The defendants next argue that "the question of insurance carrier immunity under the Workers' Compensation [Law] should turn upon a quid pro quo analysis, not upon the subject matter of the insurance provided." Such analysis, however, does not support the defendants' position. The workers' compensation scheme is based on a "fundamental quid pro quo," Thompson v. Forest, 136 N.H. 215, 219, 614 A.2d 1064, 1067 (1992), which is "the tort immunity conferred on the employer . . . [in exchange] for providing no-fault workers' compensation benefits." Id. at 218, 614 A.2d at 1066 (emphasis added) (quotation omitted). At issue here, however, is not tort liability, but the uninsured/underinsured motorist carrier's contractual liability.

[T]he uninsured motorist carrier does not insure the tortfeasor against liability, but insures the employee against the risk of inadequate compensation if he is injured in an accident with an uninsured motorist. The obligation of the uninsured motorist carrier arises out of contract, although that obligation is precipitated by a third-party's tortious act.

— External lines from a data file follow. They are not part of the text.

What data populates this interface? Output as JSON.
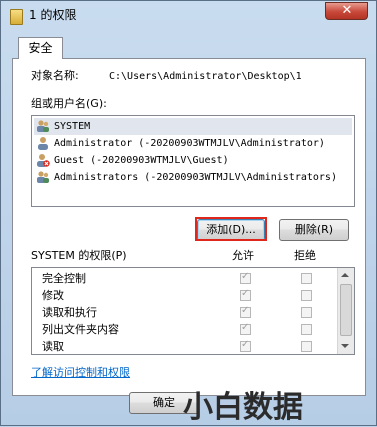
{
  "window": {
    "title": "1 的权限",
    "close_symbol": "✕"
  },
  "tab": {
    "label": "安全"
  },
  "object": {
    "label": "对象名称:",
    "value": "C:\\Users\\Administrator\\Desktop\\1"
  },
  "groups": {
    "label": "组或用户名(G):",
    "items": [
      {
        "name": "SYSTEM",
        "icon": "users-group-icon"
      },
      {
        "name": "Administrator (-20200903WTMJLV\\Administrator)",
        "icon": "user-icon"
      },
      {
        "name": "Guest (-20200903WTMJLV\\Guest)",
        "icon": "user-disabled-icon"
      },
      {
        "name": "Administrators (-20200903WTMJLV\\Administrators)",
        "icon": "users-group-icon"
      }
    ]
  },
  "buttons": {
    "add": "添加(D)...",
    "remove": "删除(R)",
    "ok": "确定"
  },
  "permissions": {
    "header": "SYSTEM 的权限(P)",
    "allow_header": "允许",
    "deny_header": "拒绝",
    "rows": [
      {
        "name": "完全控制",
        "allow": true,
        "deny": false
      },
      {
        "name": "修改",
        "allow": true,
        "deny": false
      },
      {
        "name": "读取和执行",
        "allow": true,
        "deny": false
      },
      {
        "name": "列出文件夹内容",
        "allow": true,
        "deny": false
      },
      {
        "name": "读取",
        "allow": true,
        "deny": false
      }
    ]
  },
  "link": "了解访问控制和权限",
  "watermark": "小白数据"
}
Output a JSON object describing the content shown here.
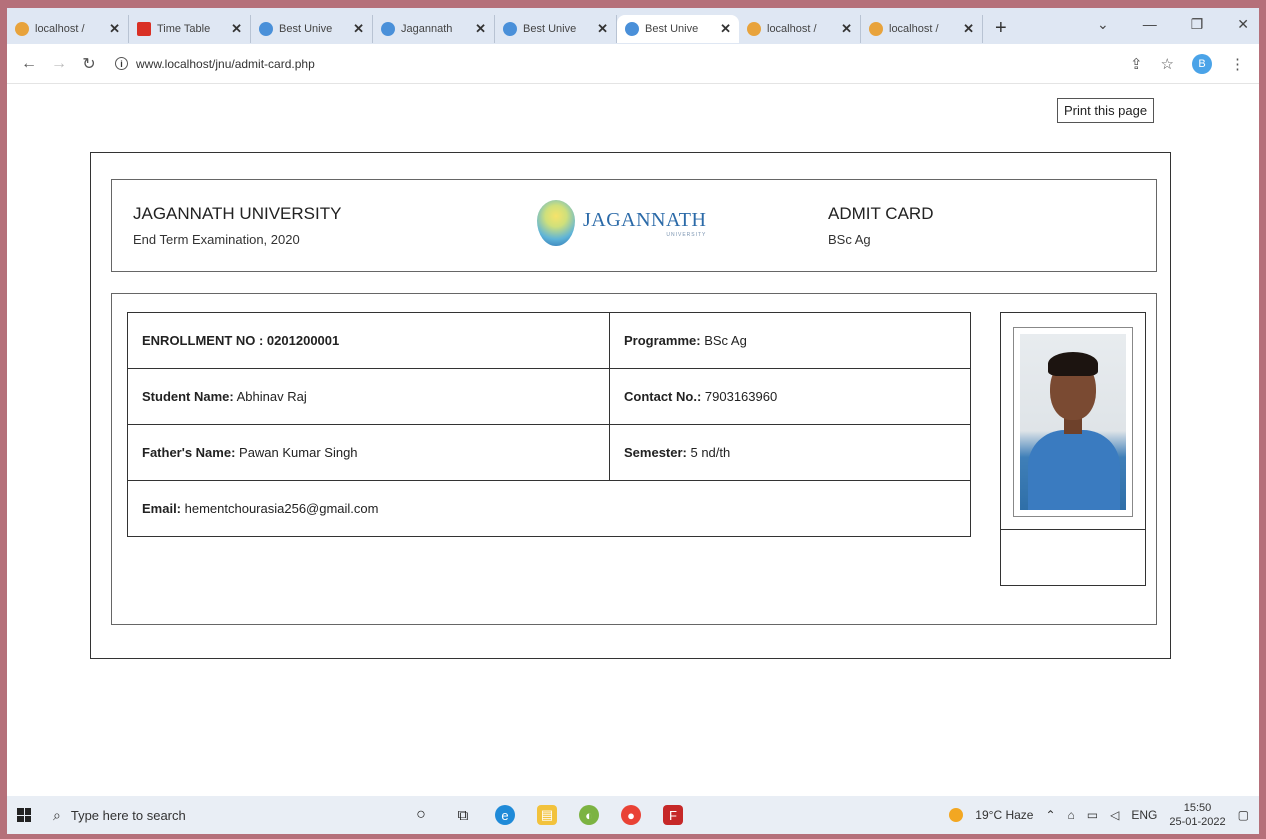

Merchants Mut. Ins. Group v. Orthopedic Prof. Ass'n, 124 N.H. 648, 657-58, 480 A.2d 840, 845 (1984). The employer's tort immunity is left wholly intact by the employee's recovery of uninsured/underinsured motorist benefits, and the possibility of double recovery is offset by the availability of a workers' compensation lien. See RSA 281-A:13, I(b); Rooney v. Fireman's Fund Ins. Co., 138 N.H. 637, 641, 645 A.2d 52, 54-55 (1994). Thus, allowing an employee to collect benefits from the employer's uninsured/underinsured motorist insurer does not upset the fundamental quid pro quo upon which the Workers' Compensation Law is based.

Finally, the defendants urge us to follow a number of cases from other jurisdictions holding that their workers' compensation statutes bar an employee from obtaining uninsured/underinsured motorist benefits from the employer's insurer. We decline to do so.


JOHNSON and THAYER, JJ., sat but did not participate in the decision; the others concurred.